Older children in weddings

weddingcake

Including older children in your wedding ceremony

Toronto wedding officiant

Whether it is their first or subsequent marriage, many couples have children whom they wish to include actively in the ceremony. We are not talking here about ringbearers, but about anything from flowergirls and groomsmen or groomsboys to the select list of people called upon to do or say something as part of the ceremony.

At some weddings where I have officiated, the children were the ones to give this woman to this man and this man to this woman.

At others, the children have given a reading of a poem, sung a song, performed a special dance, or played a musical instrument.

Blending families at the wedding

I have also created wedding ceremonies where the couple is blending two families – his children, her children and our children. For these couples, I have written special words to say to the children, about being welcomed into the new family and being so loved and such important and precious members of the family. Often this part of the ceremony includes the giving of gifts by the bride and groom to the children.

And sometimes the child or children will say words of welcome to the new parent.

When I introduce the couple at the end of such a ceremony, I will often say, “It is my great delight to be the first to introduce you to the official family of James, Jenna, Hailey, Oliver, and Nora.”

Children unhappy about the wedding?
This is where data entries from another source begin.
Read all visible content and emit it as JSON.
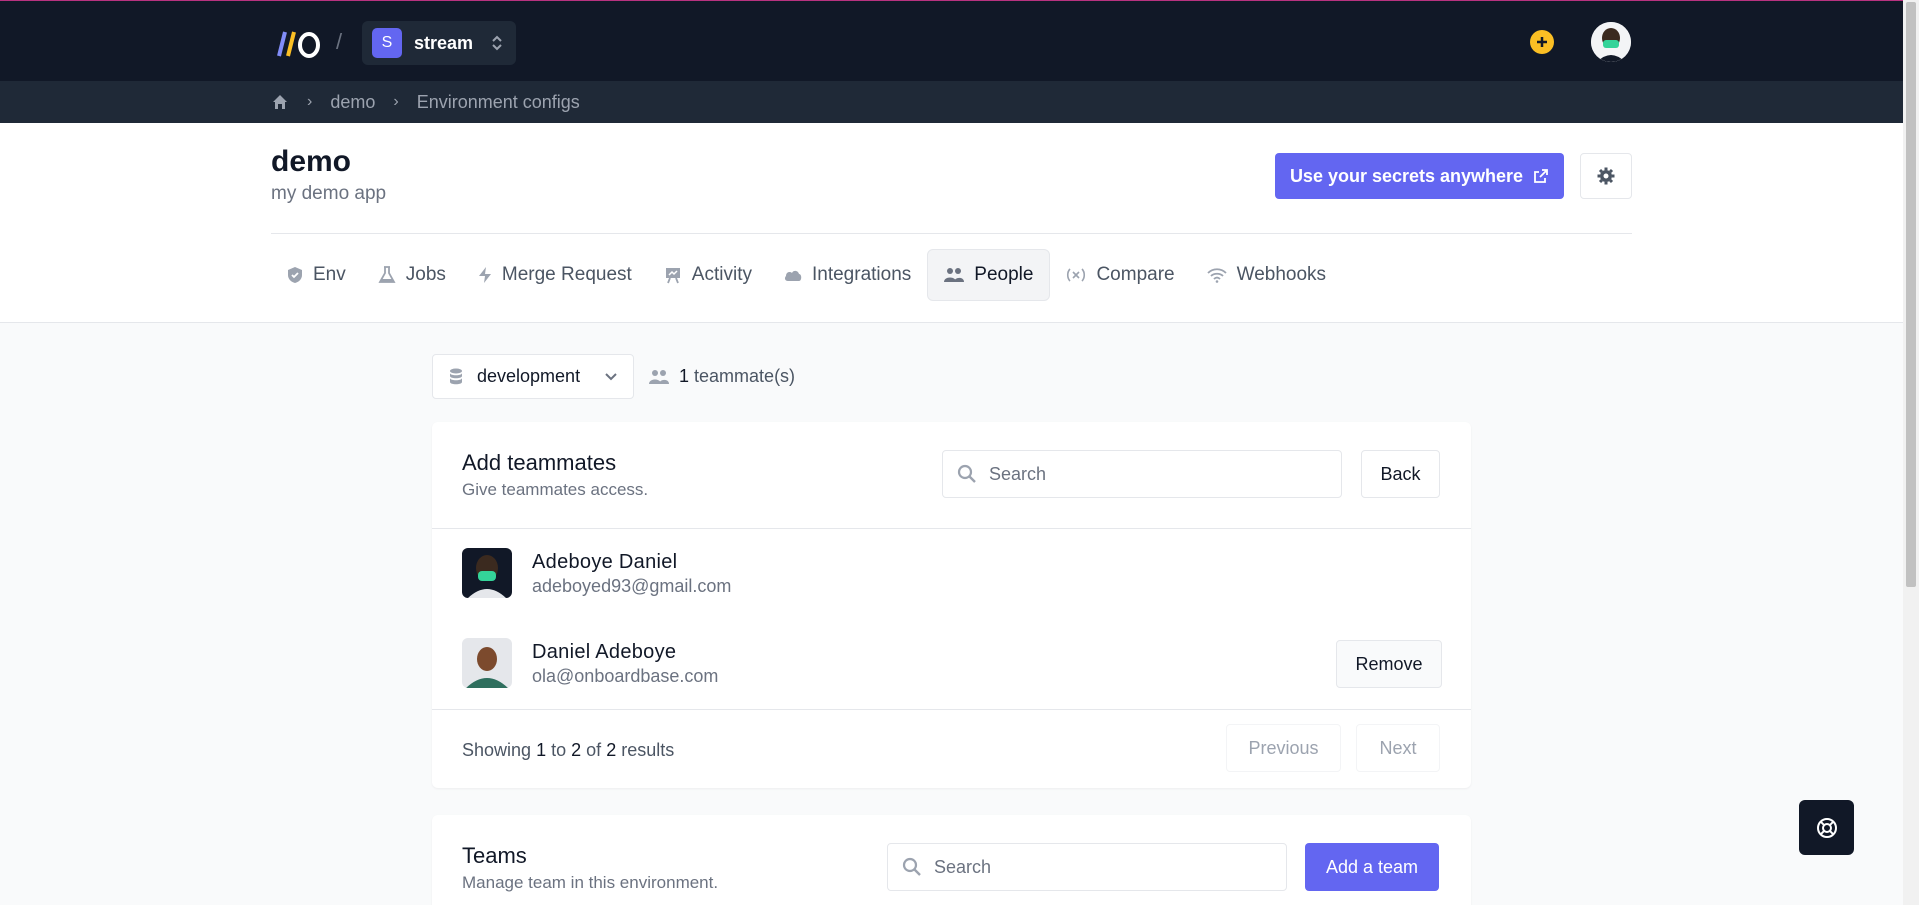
{
  "topbar": {
    "logo_text": "//O",
    "separator": "/",
    "project": {
      "initial": "S",
      "name": "stream"
    }
  },
  "breadcrumb": [
    "demo",
    "Environment configs"
  ],
  "app": {
    "title": "demo",
    "subtitle": "my demo app",
    "secrets_button": "Use your secrets anywhere"
  },
  "tabs": [
    {
      "label": "Env",
      "icon": "shield-icon"
    },
    {
      "label": "Jobs",
      "icon": "flask-icon"
    },
    {
      "label": "Merge Request",
      "icon": "bolt-icon"
    },
    {
      "label": "Activity",
      "icon": "presentation-icon"
    },
    {
      "label": "Integrations",
      "icon": "cloud-icon"
    },
    {
      "label": "People",
      "icon": "users-icon",
      "active": true
    },
    {
      "label": "Compare",
      "icon": "variable-icon"
    },
    {
      "label": "Webhooks",
      "icon": "wifi-icon"
    }
  ],
  "environment": {
    "selected": "development"
  },
  "teammates_count": {
    "count": "1",
    "label": "teammate(s)"
  },
  "add_teammates": {
    "title": "Add teammates",
    "subtitle": "Give teammates access.",
    "search_placeholder": "Search",
    "back_button": "Back",
    "members": [
      {
        "name": "Adeboye Daniel",
        "email": "adeboyed93@gmail.com",
        "removable": false
      },
      {
        "name": "Daniel Adeboye",
        "email": "ola@onboardbase.com",
        "removable": true,
        "remove_label": "Remove"
      }
    ],
    "results": {
      "prefix": "Showing",
      "from": "1",
      "to_word": "to",
      "to": "2",
      "of_word": "of",
      "total": "2",
      "suffix": "results"
    },
    "previous_button": "Previous",
    "next_button": "Next"
  },
  "teams": {
    "title": "Teams",
    "subtitle": "Manage team in this environment.",
    "search_placeholder": "Search",
    "add_button": "Add a team"
  },
  "colors": {
    "accent": "#6366f1",
    "topbar": "#111827",
    "plus": "#fbbf24"
  }
}
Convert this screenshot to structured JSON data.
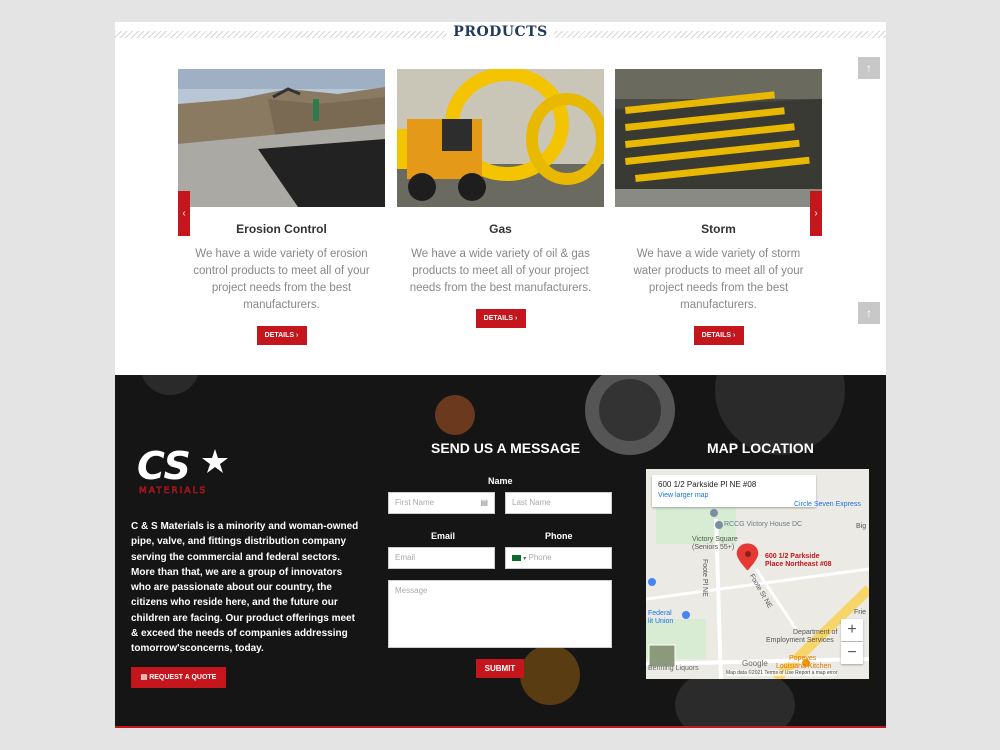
{
  "products": {
    "title": "PRODUCTS",
    "details_label": "DETAILS",
    "cards": [
      {
        "title": "Erosion Control",
        "text": "We have a wide variety of erosion control products to meet all of your project needs from the best manufacturers."
      },
      {
        "title": "Gas",
        "text": "We have a wide variety of oil & gas products to meet all of your project needs from the best manufacturers."
      },
      {
        "title": "Storm",
        "text": "We have a wide variety of storm water products to meet all of your project needs from the best manufacturers."
      }
    ]
  },
  "footer": {
    "logo_text": "CS",
    "logo_sub": "MATERIALS",
    "about": "C & S Materials is a minority and woman-owned pipe, valve, and fittings distribution company serving the commercial and federal sectors. More than that, we are a group of innovators who are passionate about our country, the citizens who reside here, and the future our children are facing. Our product offerings meet & exceed the needs of companies addressing tomorrow'sconcerns, today.",
    "quote_label": "REQUEST A QUOTE",
    "form": {
      "title": "SEND US A MESSAGE",
      "name_label": "Name",
      "first_placeholder": "First Name",
      "last_placeholder": "Last Name",
      "email_label": "Email",
      "phone_label": "Phone",
      "email_placeholder": "Email",
      "phone_placeholder": "Phone",
      "message_placeholder": "Message",
      "submit_label": "SUBMIT"
    },
    "map": {
      "title": "MAP LOCATION",
      "address": "600 1/2 Parkside Pl NE #08",
      "larger_link": "View larger map",
      "pin_label_1": "600 1/2 Parkside",
      "pin_label_2": "Place Northeast #08",
      "places": [
        "Circle Seven Express",
        "RCCG Victory House DC",
        "Victory Square",
        "(Seniors 55+)",
        "Federal",
        "lit Union",
        "Department of",
        "Employment Services",
        "Popeyes",
        "Louisiana Kitchen",
        "Benning Liquors",
        "Big",
        "Frie",
        "Foote Pl NE",
        "Foote St NE"
      ],
      "zoom_in": "+",
      "zoom_out": "−",
      "attribution": "Map data ©2021    Terms of Use    Report a map error",
      "google": "Google"
    }
  },
  "colors": {
    "accent": "#c5161d",
    "title": "#1f3a5a",
    "footer_bg": "#151515"
  }
}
A word of caution: in rare circumstances, the child or children may be finding it difficult to accept the new ”mother” or “father.”  It’s wise to be sensitive to how they are feeling, and take the time in the months leading up to the wedding to prepare them for the ceremony and to talk to them about their feelings and yours. If any of the children is particularly upset about the situation, it may be worth making alternative plans for them to be doing something else when you are actually getting married. It is also a sanity-saver for you to be flexible, and to be prepared for the child or children to change their minds at the last minute as to whether they want, or don’t want, to be at the wedding. Forcing them to be there makes everyone unhappy.

In almost all weddings at which I’ve officiated where the families are blending, the children have come around, and been delighted to be involved in the ceremony